The third was Craig Venter who on May 20th 2010 announced that his team had created and watermarked the first self-replicating artificial organism with a codified puzzle, the names of the organism’s authors, and 3 citations, including one from James Joyce: “TO LIVE, TO ERR, TO FALL, TO TRUIMPH, TO RECREATE LIFE OUT OF LIFE”. Ominous? Perhaps. Trivial? Not at all. This shifts the definition of self-publishing.

The fourth poetic-genetic intervention, Christian Bök’s Xenotext Experiment, was proposed in 2007 and implemented in 2011; it apparently releases poetic responses (proteins encrypted in readable ways).

Each of these processes is far from creating a living language that will persist without complicated life support or function as viable technology for reading that will challenge the book or screen. Though Venter’s organism replicates; and Bök intends to splice his next verse into a very durable critter and potentially outlive humanity, there is the problem of user interface developments: how exactly do we read these texts except as interventions which challenge our conception of memory substrates?
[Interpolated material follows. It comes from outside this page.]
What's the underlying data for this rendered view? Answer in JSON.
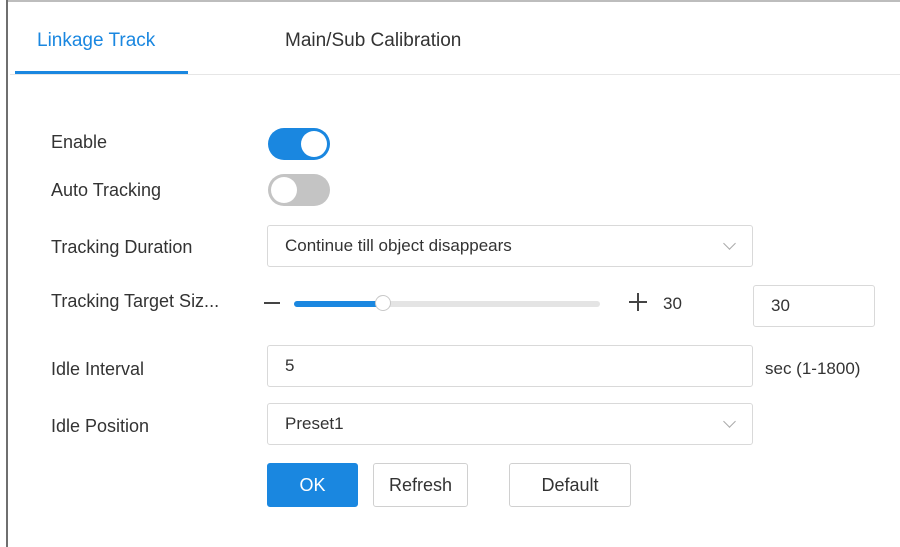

Each project is more akin to a microbe making a tattoo on an elephant than a sustained treatise on molecular poetry. Yet these tiny revolutionary incremental splices interject imagination onto molecular substrates, intertwine the context of text with molecular biology, and anticipate a radical shift in the materiality of reading.

How does this connect to digital poetry? Rapid sequencing and subsequent manipulation of the genome emerge in parallel with computation. The genome for the first self-replicating synthetic cell was “designed in the computer”. Binary encoding processes convey the word into flesh.

Comments Off | animism, conceptual, genetic